Developing an effective research project requires a balance of flexibility and structure. You need to maintain a cohesive organization while remaining open to how new evidence (either from primary or secondary research) may force you to alter your hypothesis and your research plan. This can entail a delicate balance of trial-and-error and cost-benefits-analysis.
As you sift through evidence, develop questions, and tackle problems, you will be forced to make decisions at every stage of your research and writing. Some of these decisions will be so minor that you'll hardly be aware that you're making them, while others may produce gut-wrenching moments as you face a contradiction between your evidence and your theory. The unpredictability invariably produces stress and anxiety, particularly during the early and late stages of a project; but it can also produce wonderful moments of exhilaration. Making surprising discoveries may force you to dump your initial plan, but these moments can be the most enjoyable (and the most important) part of a historian's work.
The importance of keeping an open mind doesn't end there, however. Keeping an open mind is important also because you need to be keenly aware of the role of chance, contingency, and accident in history. At the heart of many historians' fallacies is the problem of determinism. Whether it's technological determinism, as Jill Lepore discussed in one of our earlier readings, or some other type of reductionism, the core error remains basically the same: the fallacy of imposing an inappropriate explanatory model that oversimplifies a historical phenomenon. But keep in mind that this error involves oversimplification, not simplification per se.
While historians have shied away from the problem of randomness, it has become a hot topic for social scientists and popular economists. In one way or another, the popular studies by Malcolm Gladwell, Steven Levitt and Stephen Dubner, as well as Leonard Mlodinow all probe the question of chance. Is it more dangerous to have a backyard pool or a gun in your house? Can we assume that most behaviour is rational? Why does choice present so many problems for people?
Popular commentators often search for mono-causal explanations. Thus the global financial meltdown has been variously blamed on capitalist greed, hyper-optimism, overregulation, underregulation, Alan Greenspan, or simply inevitability. We know arguably more about the economic crisis than any other event in recent history: it has been thoroughly documented, hotly debated, theoretically dissected by hundreds of very smart people. Yet as John Cassidy shows in his incisive analysis, human folly may be incredibly complex, but it's still explainable. One could argue that his theory of "rational irrationality" is itself too reductionist, but it does offer a fresh way to understand the past.
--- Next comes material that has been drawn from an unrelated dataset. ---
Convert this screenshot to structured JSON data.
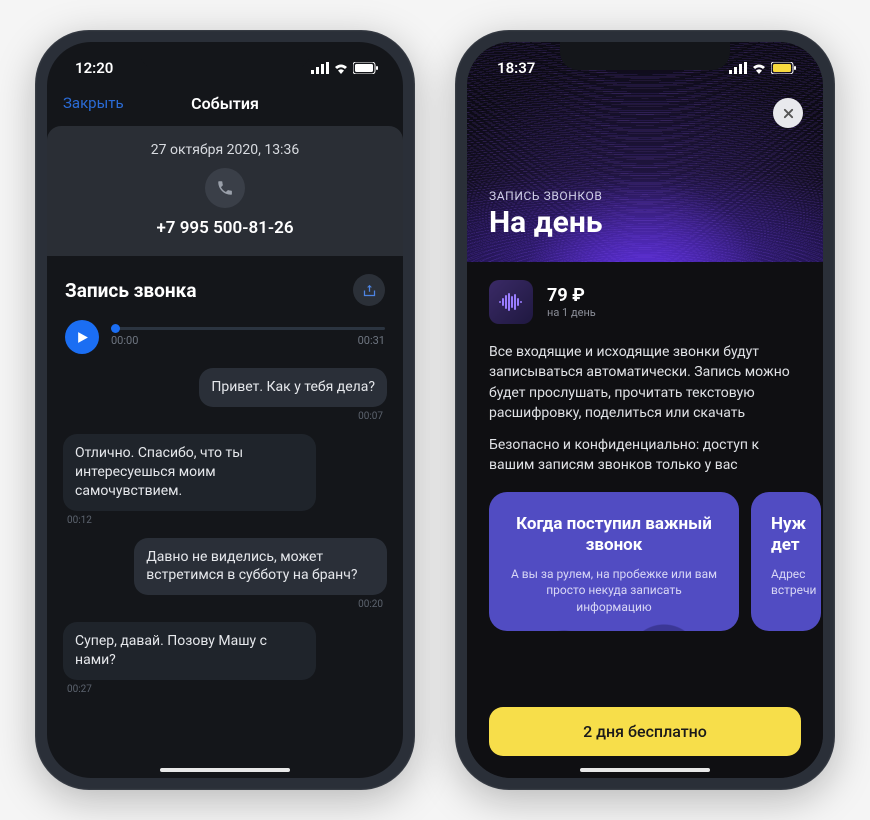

And as we discussed on Monday, as much as it's important to be right, it's also important to be interesting. Making a contribution to scholarship demands risk. The hard part, of course, is deciding how much risk to take and how far you should push your ideas. At the core of any useful thesis is a degree of simplification. An argument that explains everything explains nothing. The challenge is to balance simplification with complexity, synthesis with detail, and evidence with theory.
While such challenges are daunting, David Hackett Fischer offers 7 rules of thumb for historians that might help you as you develop your research project. Here is a precis (they appear on pp. 62-63 of Historians' Fallacies):
1) Sound evidence consists in the establishment of a satisfactory relationship between the factum probandum, i.e., the proposition to the proved, and the factum probans, i.e., the material which is offered as proof. "A historian must not merely get the facts right. He [sic] must get the right facts right. From this simple rule of relevance may be deduced: historical evidence must be a direct answer to the question asked and not to some other question."
2) An historian must provide the best relevant evidence. "And the best relevant evidence, all things being equal, is the evidence which is most nearly immediate to the event itself....We shall call this the rule of immediacy."
3) Evidence must always be affirmative. "Negative evidence is a contradiction in terms -- it is no evidence at all."
4) The burden of positive proof always rests upon the historian. Not critics, readers, or anyone else. "Let us call this the rule of responsibility."
5) All inferences from empirical evidence are probabilistic. It is not enough to demonstrate that A was possible. A historian must determine the probability of A in relation to the probability of alternatives. "This is the rule of probability."
6) The meaning of any empirical statement depends on the context from which it is taken. "No historical statement-in-evidence floats freely outside time and space. None applies abstractly and universally." I would call this the rule of context.
7) An empirical statement must be no more precise than its evidence warrants. "We shall call this the rule of precision."
If the law of selection is the first law of history, then the burden of interpreting that law -- the task of deciding what to select -- is entirely yours. How well you make those decisions will shape how well you write your thesis. Those decisions should be made as part of a dialogue between yourself, your evidence, and the historiography -- or, put another way, between you, what your research turns up about a topic, and what other historians have said about that topic.
As Fischer points out, the real danger that you face is not that you'll delude your readers but that you will delude yourself.